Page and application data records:
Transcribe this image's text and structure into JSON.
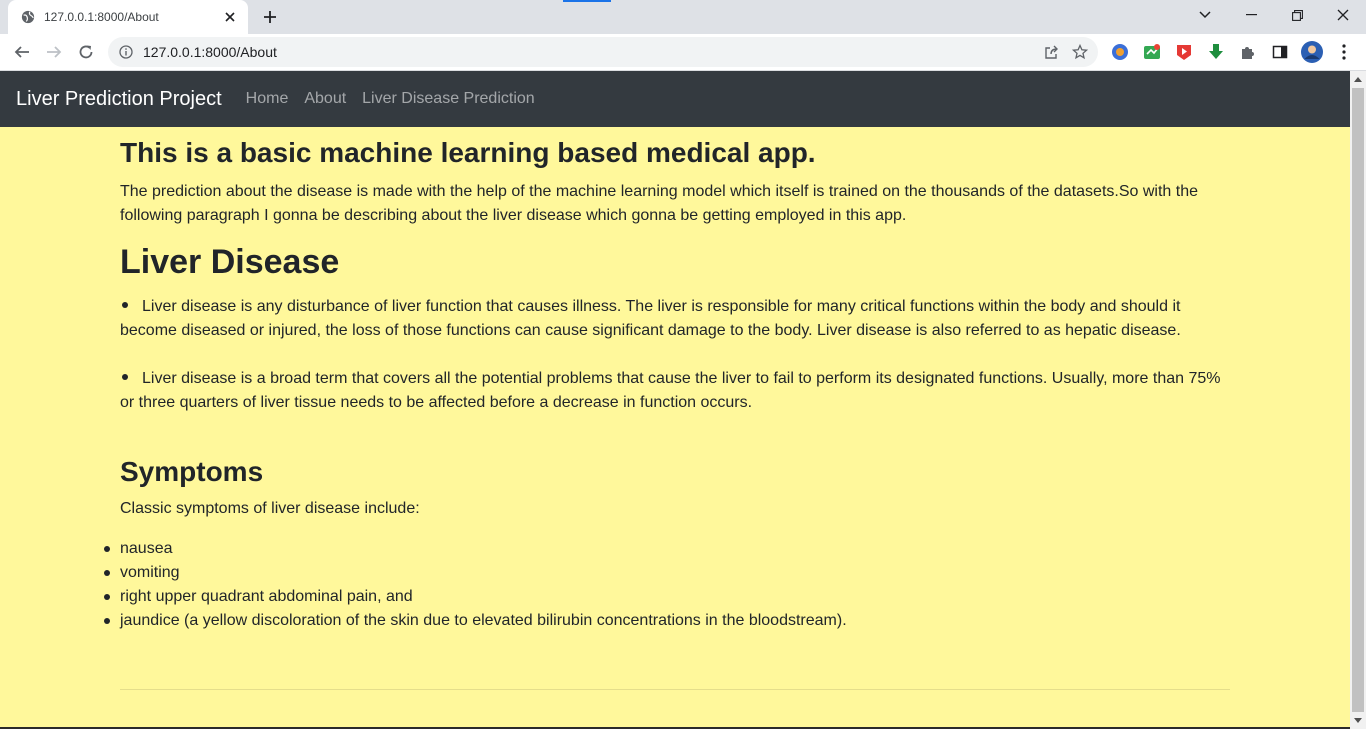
{
  "browser": {
    "tab_title": "127.0.0.1:8000/About",
    "url": "127.0.0.1:8000/About",
    "accent_color": "#1a73e8"
  },
  "navbar": {
    "brand": "Liver Prediction Project",
    "links": [
      "Home",
      "About",
      "Liver Disease Prediction"
    ],
    "background": "#343a40"
  },
  "page": {
    "background": "#fff89b",
    "intro_heading": "This is a basic machine learning based medical app.",
    "intro_text": "The prediction about the disease is made with the help of the machine learning model which itself is trained on the thousands of the datasets.So with the following paragraph I gonna be describing about the liver disease which gonna be getting employed in this app.",
    "disease_heading": "Liver Disease",
    "disease_points": [
      "Liver disease is any disturbance of liver function that causes illness. The liver is responsible for many critical functions within the body and should it become diseased or injured, the loss of those functions can cause significant damage to the body. Liver disease is also referred to as hepatic disease.",
      "Liver disease is a broad term that covers all the potential problems that cause the liver to fail to perform its designated functions. Usually, more than 75% or three quarters of liver tissue needs to be affected before a decrease in function occurs."
    ],
    "symptoms_heading": "Symptoms",
    "symptoms_intro": "Classic symptoms of liver disease include:",
    "symptoms": [
      "nausea",
      "vomiting",
      "right upper quadrant abdominal pain, and",
      "jaundice (a yellow discoloration of the skin due to elevated bilirubin concentrations in the bloodstream)."
    ]
  }
}
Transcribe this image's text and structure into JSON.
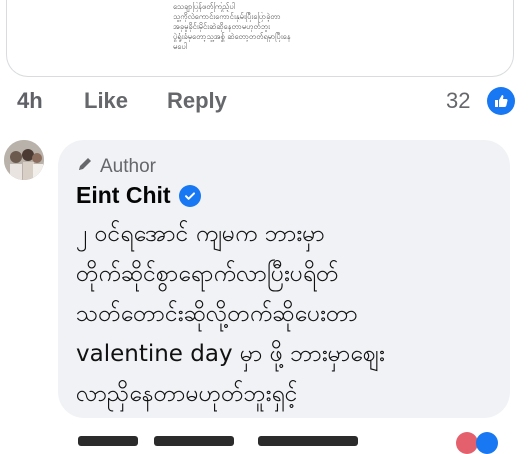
{
  "quoted_comment": {
    "lines": [
      "သေချာပြန်ဖတ်ကြည့်ပါ",
      "သူ့ကိုလဲကောင်းကောင်းနှမ်းပြီးပြောခဲ့တာ",
      "အခုမှုခိုင်းမိုင်းဆဲဆိုနေတာမဟုတ်ဘူး",
      "ပွဲရှုံးခံမှတော့သူ့အစ္စ် ဆဲတော့တတ်ရမှာပြီးနေ",
      "မပေါ"
    ]
  },
  "actions": {
    "time": "4h",
    "like": "Like",
    "reply": "Reply",
    "reaction_count": "32"
  },
  "comment": {
    "author_badge": "Author",
    "name": "Eint Chit",
    "body_lines": [
      "၂ ဝင်ရအောင် ကျမက ဘားမှာ",
      "တိုက်ဆိုင်စွာရောက်လာပြီးပရိတ်",
      "သတ်တောင်းဆိုလို့တက်ဆိုပေးတာ",
      "valentine day မှာ ဖို့ ဘားမှာဈေး",
      "လာညှိနေတာမဟုတ်ဘူးရှင့်"
    ]
  },
  "colors": {
    "facebook_blue": "#1877f2",
    "bubble_bg": "#f0f2f5",
    "muted_text": "#65676b"
  },
  "icons": {
    "author": "pencil-icon",
    "verified": "verified-check-icon",
    "reaction": "like-thumb-icon"
  }
}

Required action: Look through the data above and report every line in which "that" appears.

Exercise result:
      "Liver disease is any disturbance of liver function that causes illness. The liver is responsible for many critical functions within the body and should it become diseased or injured, the loss of those functions can cause significant damage to the body. Liver disease is also referred to as hepatic disease.",
      "Liver disease is a broad term that covers all the potential problems that cause the liver to fail to perform its designated functions. Usually, more than 75% or three quarters of liver tissue needs to be affected before a decrease in function occurs."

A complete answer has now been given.